*** Data records ***
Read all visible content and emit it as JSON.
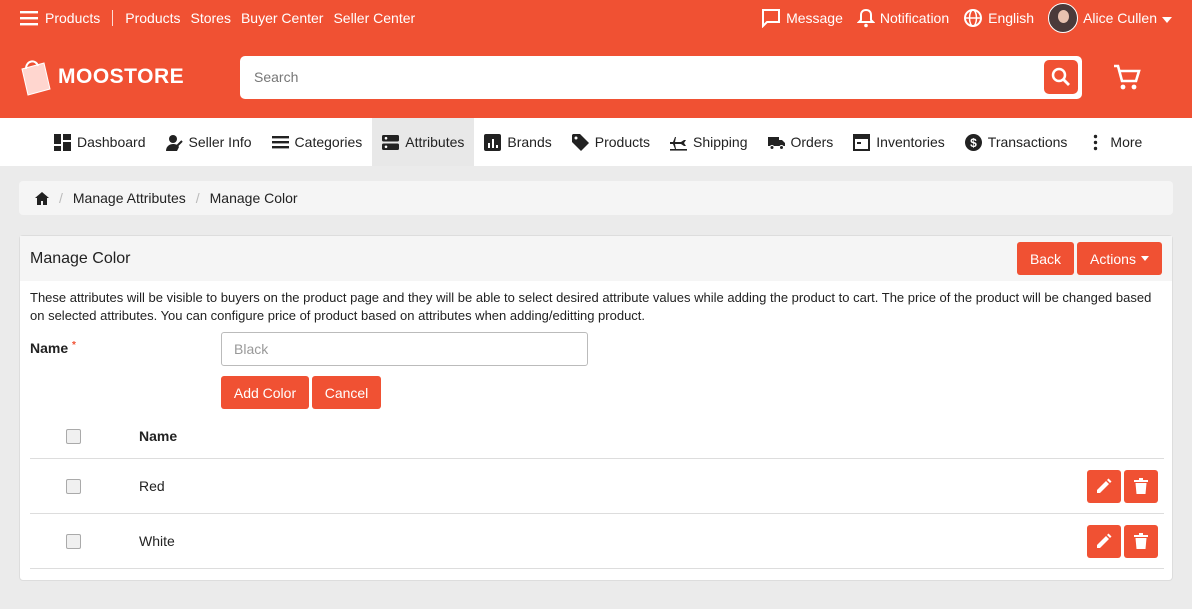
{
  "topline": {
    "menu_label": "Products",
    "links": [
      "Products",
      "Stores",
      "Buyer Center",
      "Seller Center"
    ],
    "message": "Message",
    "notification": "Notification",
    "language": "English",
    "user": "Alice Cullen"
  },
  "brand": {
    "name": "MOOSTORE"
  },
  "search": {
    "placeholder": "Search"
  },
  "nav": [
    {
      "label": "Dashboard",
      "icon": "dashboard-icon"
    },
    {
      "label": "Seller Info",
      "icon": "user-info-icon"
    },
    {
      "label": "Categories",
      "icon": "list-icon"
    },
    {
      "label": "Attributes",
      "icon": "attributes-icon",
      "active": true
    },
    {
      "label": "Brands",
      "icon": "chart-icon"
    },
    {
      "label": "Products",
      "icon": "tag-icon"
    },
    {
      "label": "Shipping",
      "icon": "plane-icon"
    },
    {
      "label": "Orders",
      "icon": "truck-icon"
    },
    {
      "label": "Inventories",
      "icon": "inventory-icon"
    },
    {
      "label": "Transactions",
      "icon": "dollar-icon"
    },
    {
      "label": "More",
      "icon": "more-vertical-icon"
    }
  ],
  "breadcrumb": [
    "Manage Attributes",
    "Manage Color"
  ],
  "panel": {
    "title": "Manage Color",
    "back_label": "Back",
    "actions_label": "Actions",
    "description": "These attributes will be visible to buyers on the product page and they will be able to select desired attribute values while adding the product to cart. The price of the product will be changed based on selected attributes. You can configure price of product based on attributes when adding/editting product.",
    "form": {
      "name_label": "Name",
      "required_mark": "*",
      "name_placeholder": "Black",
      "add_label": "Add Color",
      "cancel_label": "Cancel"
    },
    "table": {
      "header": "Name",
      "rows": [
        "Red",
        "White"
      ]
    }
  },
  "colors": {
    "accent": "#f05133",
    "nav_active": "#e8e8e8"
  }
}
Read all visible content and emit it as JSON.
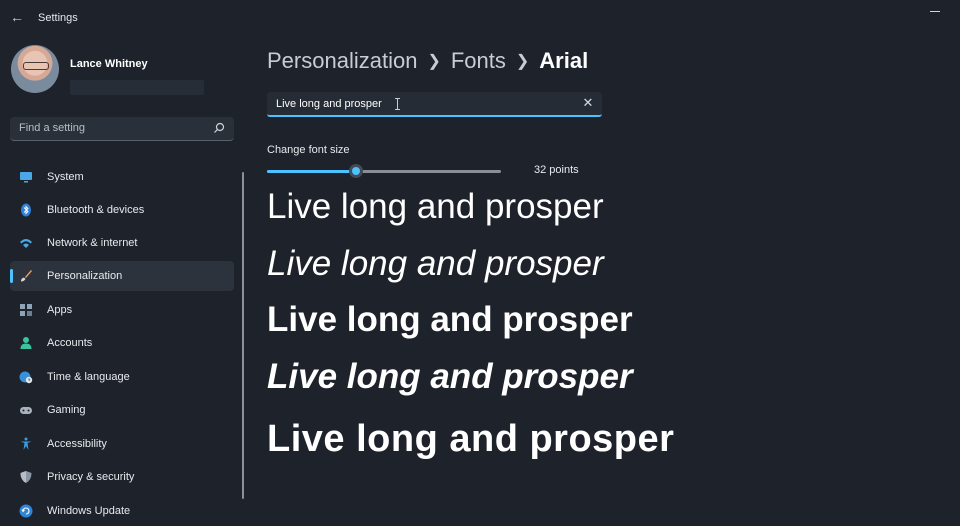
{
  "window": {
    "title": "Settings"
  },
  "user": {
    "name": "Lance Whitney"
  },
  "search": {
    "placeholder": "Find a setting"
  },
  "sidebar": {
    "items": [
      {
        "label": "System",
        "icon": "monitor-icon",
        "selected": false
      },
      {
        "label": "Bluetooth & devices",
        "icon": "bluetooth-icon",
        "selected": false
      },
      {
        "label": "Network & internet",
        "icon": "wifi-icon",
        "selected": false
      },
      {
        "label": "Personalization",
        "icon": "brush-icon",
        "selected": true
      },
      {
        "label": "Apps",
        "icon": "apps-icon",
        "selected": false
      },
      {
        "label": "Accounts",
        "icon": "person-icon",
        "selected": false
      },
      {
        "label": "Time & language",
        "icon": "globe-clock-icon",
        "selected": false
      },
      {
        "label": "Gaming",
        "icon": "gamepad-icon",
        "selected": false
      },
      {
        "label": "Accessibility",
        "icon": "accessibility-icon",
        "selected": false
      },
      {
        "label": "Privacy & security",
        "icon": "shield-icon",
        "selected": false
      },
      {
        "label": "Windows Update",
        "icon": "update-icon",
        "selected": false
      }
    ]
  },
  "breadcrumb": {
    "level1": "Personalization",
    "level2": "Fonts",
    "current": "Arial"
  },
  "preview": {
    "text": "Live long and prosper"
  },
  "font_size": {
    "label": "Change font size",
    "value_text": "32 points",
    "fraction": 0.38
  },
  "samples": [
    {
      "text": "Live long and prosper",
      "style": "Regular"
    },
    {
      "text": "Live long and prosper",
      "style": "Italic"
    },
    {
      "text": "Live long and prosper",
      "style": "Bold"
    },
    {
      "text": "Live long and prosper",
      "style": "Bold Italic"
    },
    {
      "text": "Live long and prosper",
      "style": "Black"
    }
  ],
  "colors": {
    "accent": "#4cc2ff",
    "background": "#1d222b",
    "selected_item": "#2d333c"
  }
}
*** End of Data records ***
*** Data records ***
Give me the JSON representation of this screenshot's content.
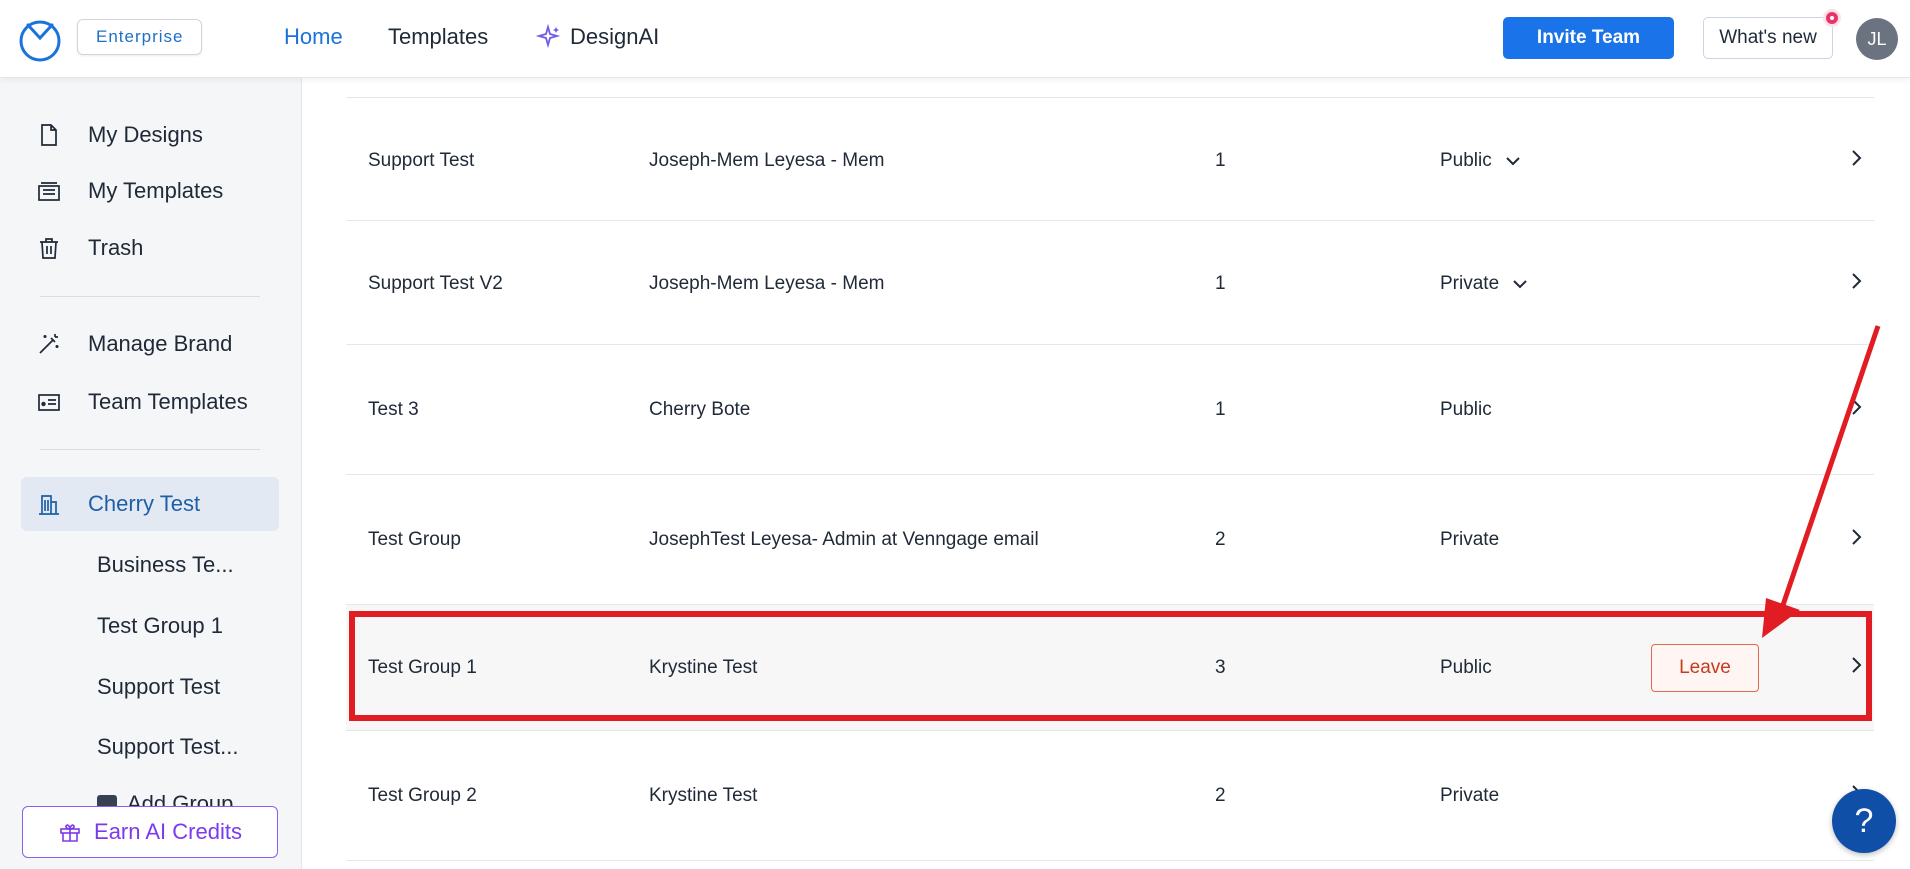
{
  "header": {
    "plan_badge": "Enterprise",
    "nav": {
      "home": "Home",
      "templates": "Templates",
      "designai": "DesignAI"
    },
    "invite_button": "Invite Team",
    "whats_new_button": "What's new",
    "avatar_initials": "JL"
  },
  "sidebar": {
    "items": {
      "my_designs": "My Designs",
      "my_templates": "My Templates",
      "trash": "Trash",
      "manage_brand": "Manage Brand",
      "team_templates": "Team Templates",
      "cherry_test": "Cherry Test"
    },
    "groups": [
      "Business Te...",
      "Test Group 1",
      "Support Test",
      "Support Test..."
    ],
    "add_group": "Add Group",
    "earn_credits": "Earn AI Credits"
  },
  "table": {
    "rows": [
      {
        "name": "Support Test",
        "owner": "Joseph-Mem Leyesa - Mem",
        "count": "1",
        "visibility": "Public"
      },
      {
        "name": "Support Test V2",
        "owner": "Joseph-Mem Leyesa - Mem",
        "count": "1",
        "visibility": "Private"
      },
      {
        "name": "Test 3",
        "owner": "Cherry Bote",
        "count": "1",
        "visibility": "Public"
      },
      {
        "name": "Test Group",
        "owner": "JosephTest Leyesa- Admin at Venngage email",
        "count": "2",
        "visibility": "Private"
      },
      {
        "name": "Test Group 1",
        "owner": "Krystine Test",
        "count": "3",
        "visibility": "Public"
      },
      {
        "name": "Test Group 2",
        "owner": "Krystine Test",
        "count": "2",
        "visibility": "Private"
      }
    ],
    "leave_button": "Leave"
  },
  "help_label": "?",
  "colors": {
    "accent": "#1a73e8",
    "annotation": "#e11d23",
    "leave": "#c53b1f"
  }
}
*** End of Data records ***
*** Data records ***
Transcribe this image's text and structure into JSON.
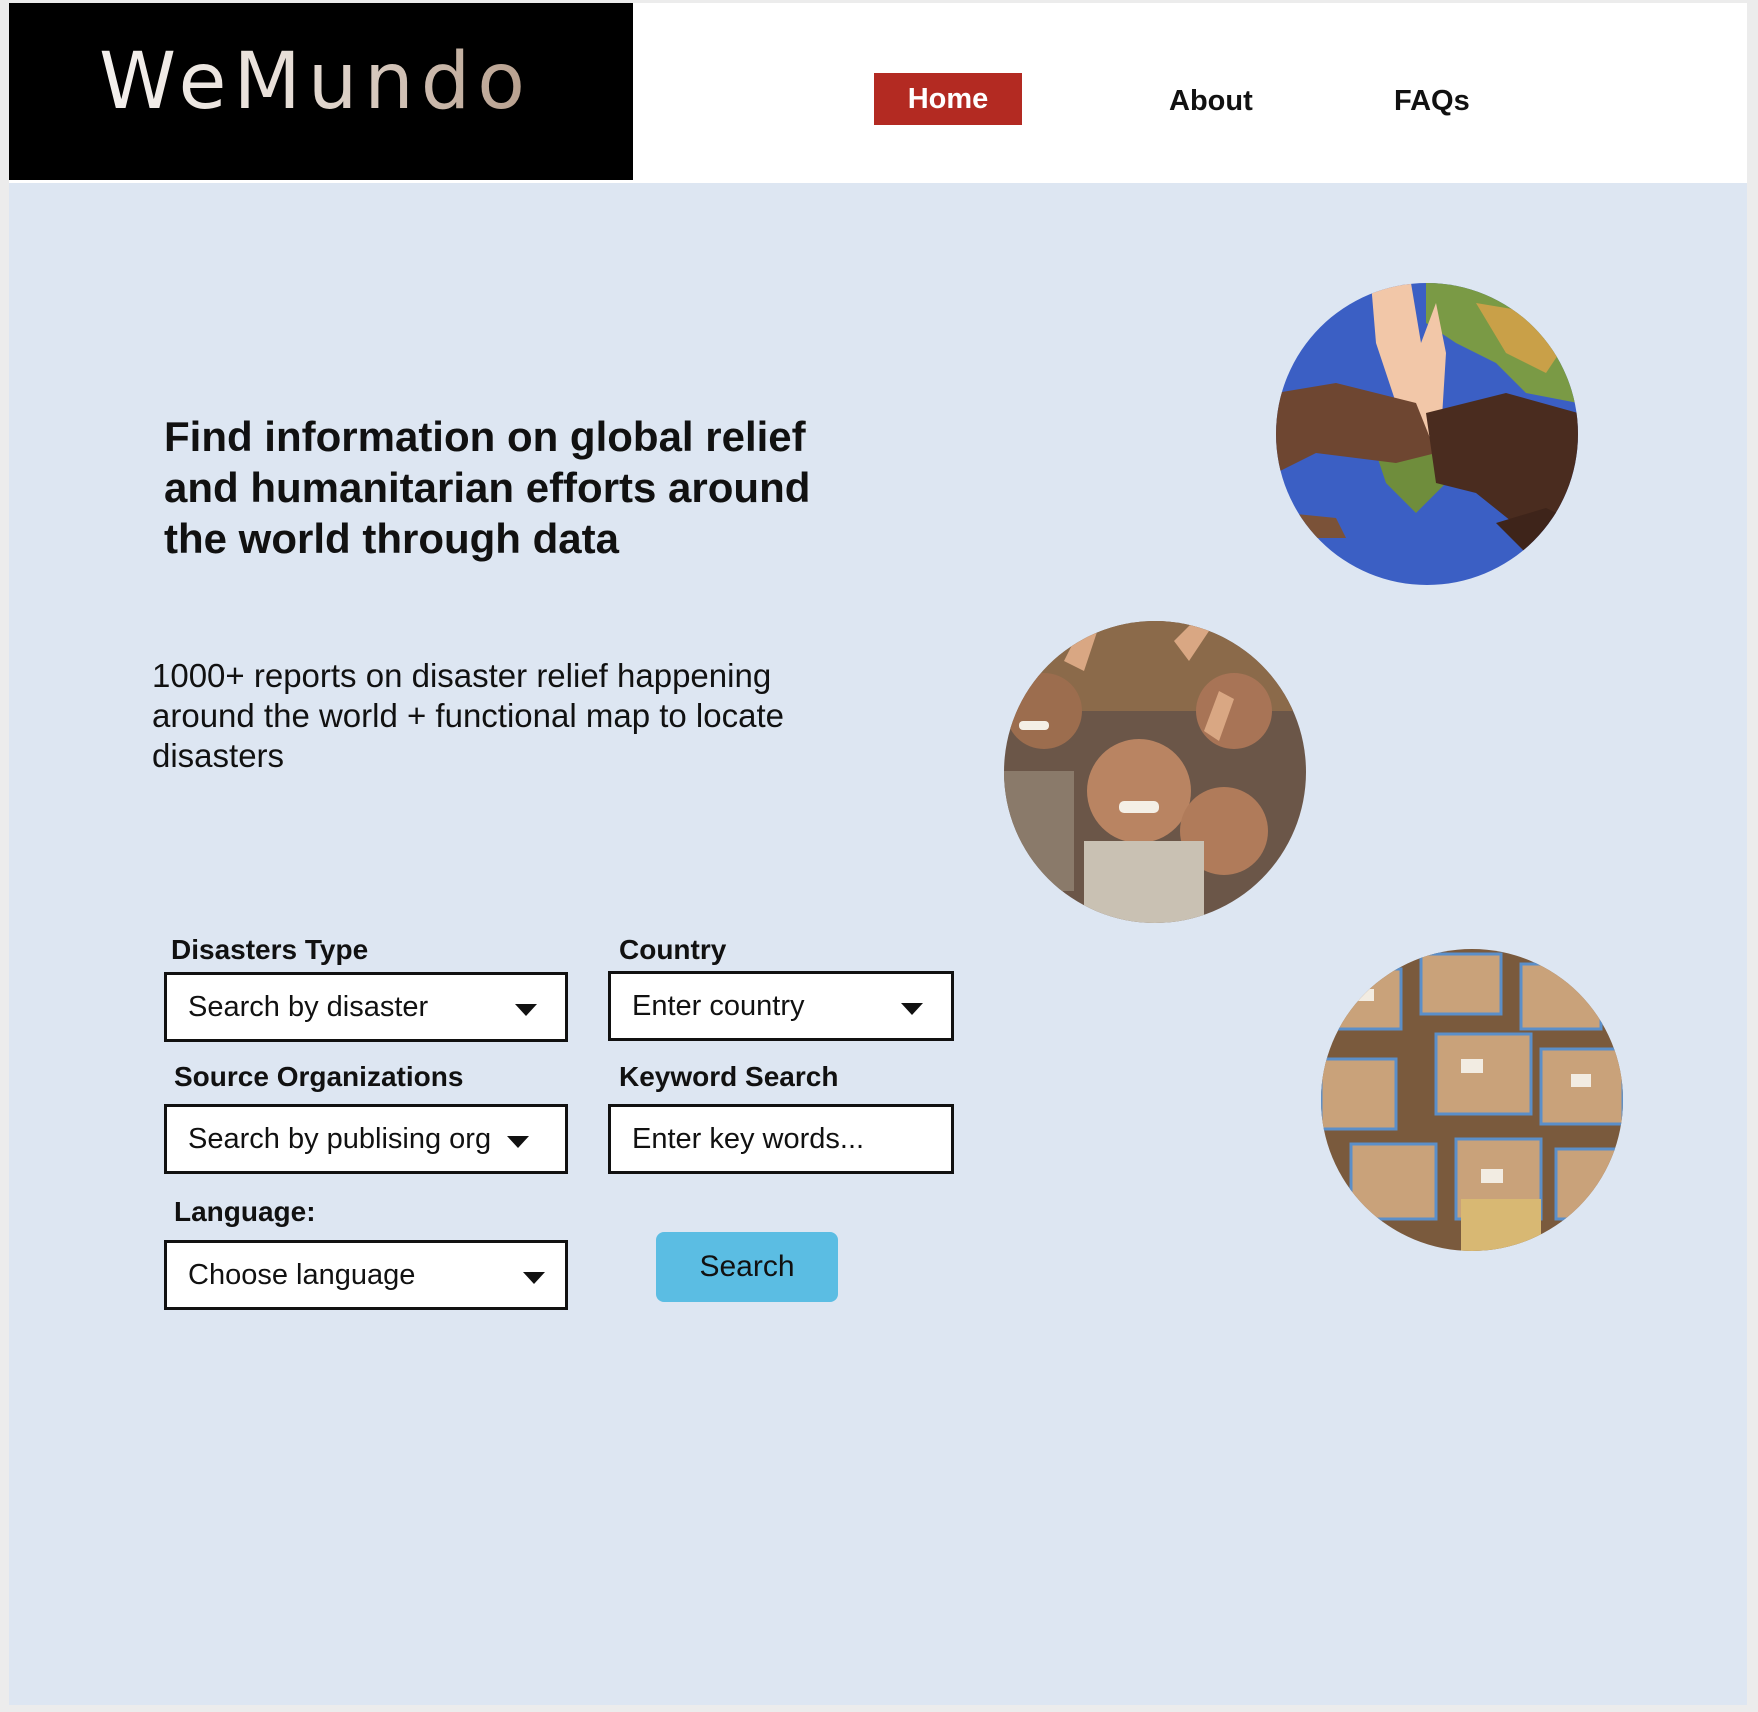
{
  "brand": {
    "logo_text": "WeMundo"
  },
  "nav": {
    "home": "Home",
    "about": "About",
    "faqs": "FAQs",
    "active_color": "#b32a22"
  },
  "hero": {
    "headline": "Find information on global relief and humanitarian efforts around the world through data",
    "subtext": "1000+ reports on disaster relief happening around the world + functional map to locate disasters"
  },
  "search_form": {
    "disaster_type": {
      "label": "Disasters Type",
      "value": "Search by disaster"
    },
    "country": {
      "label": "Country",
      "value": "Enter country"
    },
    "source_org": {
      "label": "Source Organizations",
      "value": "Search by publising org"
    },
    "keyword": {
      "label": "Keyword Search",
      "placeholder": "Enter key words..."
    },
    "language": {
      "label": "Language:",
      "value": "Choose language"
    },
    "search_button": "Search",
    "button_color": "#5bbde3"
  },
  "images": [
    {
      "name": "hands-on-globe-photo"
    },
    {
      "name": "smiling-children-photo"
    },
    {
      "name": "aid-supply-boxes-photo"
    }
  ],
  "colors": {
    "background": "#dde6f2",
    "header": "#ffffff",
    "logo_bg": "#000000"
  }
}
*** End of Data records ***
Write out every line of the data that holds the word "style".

• [Solution for this problem]
      "style": "Regular"
      "style": "Italic"
      "style": "Bold"
      "style": "Bold Italic"
      "style": "Black"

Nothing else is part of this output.